Wednesday May 29th – 7:30pm to 11pm
On her third solo album, Rose Elinor Dougall looks into the abyss – the millennial-burnout, Brexit-apocalypse abyss – and she sings, quietly and beautifully, with piano, with guitar, and with a gentle fuck-it attitude.
Louche and with a soft sass, she tells of the impossible disappointments of growing up in 21st-century Britain, about the life decisions we don’t realise we’re making, about shaking off old habits and navigating failed dreams.

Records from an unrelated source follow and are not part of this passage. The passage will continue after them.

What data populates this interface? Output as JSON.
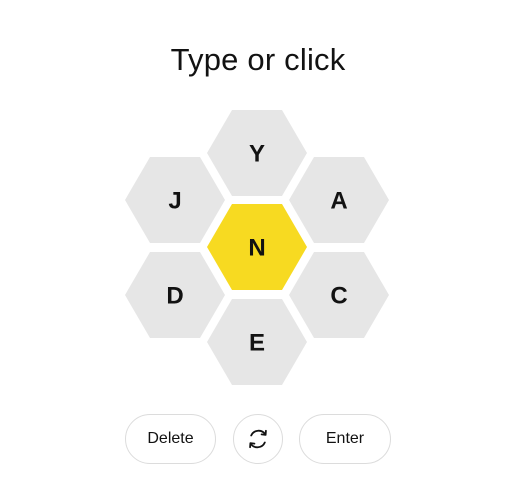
{
  "game": {
    "prompt": "Type or click",
    "center_letter": "N",
    "outer_letters": {
      "top": "Y",
      "upper_left": "J",
      "upper_right": "A",
      "lower_left": "D",
      "lower_right": "C",
      "bottom": "E"
    },
    "colors": {
      "center_fill": "#f7da21",
      "outer_fill": "#e6e6e6",
      "text": "#121212",
      "button_border": "#dcdcdc"
    }
  },
  "controls": {
    "delete_label": "Delete",
    "shuffle_icon": "shuffle-icon",
    "enter_label": "Enter"
  }
}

With that essential instinct, Dougall is aligning herself with the tradition of Sandy Denny, Bridget St John, Anne Briggs – English women who sang with proud fragility. “There’s something essential and earthy about them,” says Dougall. “They’re not playing that fey, ethereal, angelic folky-girl – there’s something more bloody about the way they sing. I’m not interested in hippy stuff. More and more, I want to listen to women singing – not girls.”
Dougall has spent almost two decades in music: with The Pipettes when she was barely out of school; touring and recording with Mark Ronson; singing and writing for choreographer Wayne McGregor at the Royal Opera House; guesting on Baxter Dury’s last album and working with him on his next one. “I’ve always appeared in slightly unexpected places,” is how she puts it. “I’ve never belonged to a particular scene or been particularly cool.”
She’s also made two previous solo albums – Without Why and Stellular – but this is the first time she’s co-produced one of them (with old friend Matt Twaites), and the first time she’s directed the whole team and the whole record. “This doesn’t have the same safety net as other things I’ve been involved in – it’s all on me. I’ve set myself new challenges, to see what happens.”
“I’ve been making music in London for 12 years and I’ve become part of an amazing community of musicians – I wanted to celebrate that.” The record includes her brother Tom Dougall, who’s also the lead singer in Toy, his bandmates Maxim Barron and Max Claps, Euan Hinshelwood and Joe Chilton of Younghusband, and other old friends from London and Brighton including Thomas White, Lauren O’Dair and Louis Eliot. “It does feel like a really nice group effort – I didn’t want to be over-prescriptive, so some of it is quite loose. I wanted to make it about musicianship. I know people who are really good and so I just wanted to allow space for them be really good.”